Extracted data:
+ + + + + + +
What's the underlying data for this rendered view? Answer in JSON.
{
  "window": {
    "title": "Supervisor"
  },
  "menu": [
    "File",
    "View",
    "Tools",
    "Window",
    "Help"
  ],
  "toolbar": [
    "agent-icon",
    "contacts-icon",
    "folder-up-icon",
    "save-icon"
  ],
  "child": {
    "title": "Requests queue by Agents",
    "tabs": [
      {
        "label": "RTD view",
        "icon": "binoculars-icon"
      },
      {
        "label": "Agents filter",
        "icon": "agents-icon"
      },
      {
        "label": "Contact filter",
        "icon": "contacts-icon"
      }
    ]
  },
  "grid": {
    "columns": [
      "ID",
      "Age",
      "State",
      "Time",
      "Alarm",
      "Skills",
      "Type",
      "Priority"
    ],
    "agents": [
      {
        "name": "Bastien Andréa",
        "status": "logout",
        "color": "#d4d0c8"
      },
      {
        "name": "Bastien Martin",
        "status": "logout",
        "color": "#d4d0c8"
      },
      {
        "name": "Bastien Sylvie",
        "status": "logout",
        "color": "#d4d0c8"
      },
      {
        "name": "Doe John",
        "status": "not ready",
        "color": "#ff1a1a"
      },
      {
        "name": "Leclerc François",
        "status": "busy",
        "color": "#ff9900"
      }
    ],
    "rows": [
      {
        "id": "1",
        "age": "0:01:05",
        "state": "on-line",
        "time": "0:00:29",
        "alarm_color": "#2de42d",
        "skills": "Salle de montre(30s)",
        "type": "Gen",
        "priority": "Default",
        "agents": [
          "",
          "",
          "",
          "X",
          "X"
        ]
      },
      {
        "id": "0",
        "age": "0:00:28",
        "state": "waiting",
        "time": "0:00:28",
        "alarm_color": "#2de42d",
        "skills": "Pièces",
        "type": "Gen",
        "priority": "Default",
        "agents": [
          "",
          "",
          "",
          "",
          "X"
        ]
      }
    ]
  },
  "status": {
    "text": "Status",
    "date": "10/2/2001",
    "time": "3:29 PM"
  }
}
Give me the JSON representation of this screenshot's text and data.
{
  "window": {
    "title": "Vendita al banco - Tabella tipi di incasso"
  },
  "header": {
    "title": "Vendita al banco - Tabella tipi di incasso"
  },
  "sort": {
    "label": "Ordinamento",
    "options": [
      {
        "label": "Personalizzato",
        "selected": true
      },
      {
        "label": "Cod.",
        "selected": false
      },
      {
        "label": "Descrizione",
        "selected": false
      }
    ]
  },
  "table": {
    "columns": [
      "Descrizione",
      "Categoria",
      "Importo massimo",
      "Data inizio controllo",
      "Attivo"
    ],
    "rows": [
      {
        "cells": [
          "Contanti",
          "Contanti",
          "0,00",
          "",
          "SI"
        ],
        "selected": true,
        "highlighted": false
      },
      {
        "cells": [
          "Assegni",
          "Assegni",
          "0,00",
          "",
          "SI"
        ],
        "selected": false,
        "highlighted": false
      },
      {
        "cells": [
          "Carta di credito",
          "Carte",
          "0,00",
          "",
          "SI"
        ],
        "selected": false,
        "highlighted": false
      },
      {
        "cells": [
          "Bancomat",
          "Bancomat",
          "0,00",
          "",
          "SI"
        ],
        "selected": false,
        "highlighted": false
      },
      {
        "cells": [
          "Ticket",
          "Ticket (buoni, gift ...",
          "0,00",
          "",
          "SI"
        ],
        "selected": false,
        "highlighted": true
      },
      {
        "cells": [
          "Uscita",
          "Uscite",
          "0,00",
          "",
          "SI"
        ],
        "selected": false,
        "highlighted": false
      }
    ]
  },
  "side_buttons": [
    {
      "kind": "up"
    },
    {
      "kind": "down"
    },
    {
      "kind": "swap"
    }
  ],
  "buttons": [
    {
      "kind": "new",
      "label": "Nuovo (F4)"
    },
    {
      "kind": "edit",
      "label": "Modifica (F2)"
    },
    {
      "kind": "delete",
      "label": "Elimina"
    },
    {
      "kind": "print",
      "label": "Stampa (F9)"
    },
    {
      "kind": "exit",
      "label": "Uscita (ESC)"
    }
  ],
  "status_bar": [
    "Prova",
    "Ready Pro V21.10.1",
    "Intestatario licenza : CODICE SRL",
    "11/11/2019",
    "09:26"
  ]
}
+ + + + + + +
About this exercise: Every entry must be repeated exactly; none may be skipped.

Response to this exercise:
What's the underlying data for this rendered view? Answer in JSON.
{
  "window": {
    "title": "Supervisor"
  },
  "menu": [
    "File",
    "View",
    "Tools",
    "Window",
    "Help"
  ],
  "toolbar": [
    "agent-icon",
    "contacts-icon",
    "folder-up-icon",
    "save-icon"
  ],
  "child": {
    "title": "Requests queue by Agents",
    "tabs": [
      {
        "label": "RTD view",
        "icon": "binoculars-icon"
      },
      {
        "label": "Agents filter",
        "icon": "agents-icon"
      },
      {
        "label": "Contact filter",
        "icon": "contacts-icon"
      }
    ]
  },
  "grid": {
    "columns": [
      "ID",
      "Age",
      "State",
      "Time",
      "Alarm",
      "Skills",
      "Type",
      "Priority"
    ],
    "agents": [
      {
        "name": "Bastien Andréa",
        "status": "logout",
        "color": "#d4d0c8"
      },
      {
        "name": "Bastien Martin",
        "status": "logout",
        "color": "#d4d0c8"
      },
      {
        "name": "Bastien Sylvie",
        "status": "logout",
        "color": "#d4d0c8"
      },
      {
        "name": "Doe John",
        "status": "not ready",
        "color": "#ff1a1a"
      },
      {
        "name": "Leclerc François",
        "status": "busy",
        "color": "#ff9900"
      }
    ],
    "rows": [
      {
        "id": "1",
        "age": "0:01:05",
        "state": "on-line",
        "time": "0:00:29",
        "alarm_color": "#2de42d",
        "skills": "Salle de montre(30s)",
        "type": "Gen",
        "priority": "Default",
        "agents": [
          "",
          "",
          "",
          "X",
          "X"
        ]
      },
      {
        "id": "0",
        "age": "0:00:28",
        "state": "waiting",
        "time": "0:00:28",
        "alarm_color": "#2de42d",
        "skills": "Pièces",
        "type": "Gen",
        "priority": "Default",
        "agents": [
          "",
          "",
          "",
          "",
          "X"
        ]
      }
    ]
  },
  "status": {
    "text": "Status",
    "date": "10/2/2001",
    "time": "3:29 PM"
  }
}
Give me the JSON representation of this screenshot's text and data.
{
  "window": {
    "title": "Vendita al banco - Tabella tipi di incasso"
  },
  "header": {
    "title": "Vendita al banco - Tabella tipi di incasso"
  },
  "sort": {
    "label": "Ordinamento",
    "options": [
      {
        "label": "Personalizzato",
        "selected": true
      },
      {
        "label": "Cod.",
        "selected": false
      },
      {
        "label": "Descrizione",
        "selected": false
      }
    ]
  },
  "table": {
    "columns": [
      "Descrizione",
      "Categoria",
      "Importo massimo",
      "Data inizio controllo",
      "Attivo"
    ],
    "rows": [
      {
        "cells": [
          "Contanti",
          "Contanti",
          "0,00",
          "",
          "SI"
        ],
        "selected": true,
        "highlighted": false
      },
      {
        "cells": [
          "Assegni",
          "Assegni",
          "0,00",
          "",
          "SI"
        ],
        "selected": false,
        "highlighted": false
      },
      {
        "cells": [
          "Carta di credito",
          "Carte",
          "0,00",
          "",
          "SI"
        ],
        "selected": false,
        "highlighted": false
      },
      {
        "cells": [
          "Bancomat",
          "Bancomat",
          "0,00",
          "",
          "SI"
        ],
        "selected": false,
        "highlighted": false
      },
      {
        "cells": [
          "Ticket",
          "Ticket (buoni, gift ...",
          "0,00",
          "",
          "SI"
        ],
        "selected": false,
        "highlighted": true
      },
      {
        "cells": [
          "Uscita",
          "Uscite",
          "0,00",
          "",
          "SI"
        ],
        "selected": false,
        "highlighted": false
      }
    ]
  },
  "side_buttons": [
    {
      "kind": "up"
    },
    {
      "kind": "down"
    },
    {
      "kind": "swap"
    }
  ],
  "buttons": [
    {
      "kind": "new",
      "label": "Nuovo (F4)"
    },
    {
      "kind": "edit",
      "label": "Modifica (F2)"
    },
    {
      "kind": "delete",
      "label": "Elimina"
    },
    {
      "kind": "print",
      "label": "Stampa (F9)"
    },
    {
      "kind": "exit",
      "label": "Uscita (ESC)"
    }
  ],
  "status_bar": [
    "Prova",
    "Ready Pro V21.10.1",
    "Intestatario licenza : CODICE SRL",
    "11/11/2019",
    "09:26"
  ]
}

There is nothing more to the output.